**WORK ORDER**
Across all the records, filter for lines with the word "Logout" and copy them.

(Source records)
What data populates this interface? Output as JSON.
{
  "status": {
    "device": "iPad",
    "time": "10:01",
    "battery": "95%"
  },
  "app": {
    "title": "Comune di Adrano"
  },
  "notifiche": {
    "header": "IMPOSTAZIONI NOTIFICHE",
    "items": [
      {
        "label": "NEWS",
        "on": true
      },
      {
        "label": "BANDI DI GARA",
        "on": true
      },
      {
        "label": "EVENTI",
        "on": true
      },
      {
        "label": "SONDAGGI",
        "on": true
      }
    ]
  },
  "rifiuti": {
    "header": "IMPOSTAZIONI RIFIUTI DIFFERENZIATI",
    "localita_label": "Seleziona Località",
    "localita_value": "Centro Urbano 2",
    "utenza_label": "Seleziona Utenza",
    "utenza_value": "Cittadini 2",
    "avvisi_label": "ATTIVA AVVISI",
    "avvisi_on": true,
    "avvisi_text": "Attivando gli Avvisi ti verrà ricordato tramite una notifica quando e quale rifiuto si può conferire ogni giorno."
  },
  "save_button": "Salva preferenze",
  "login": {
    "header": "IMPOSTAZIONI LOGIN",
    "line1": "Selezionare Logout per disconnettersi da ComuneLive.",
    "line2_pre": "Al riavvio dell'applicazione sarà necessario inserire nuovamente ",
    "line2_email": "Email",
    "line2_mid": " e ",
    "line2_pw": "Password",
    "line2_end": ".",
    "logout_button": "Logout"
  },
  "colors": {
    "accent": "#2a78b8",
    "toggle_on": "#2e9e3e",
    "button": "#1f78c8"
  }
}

**RESPONSE TO THIS EXERCISE**
    "line1": "Selezionare Logout per disconnettersi da ComuneLive.",
    "logout_button": "Logout"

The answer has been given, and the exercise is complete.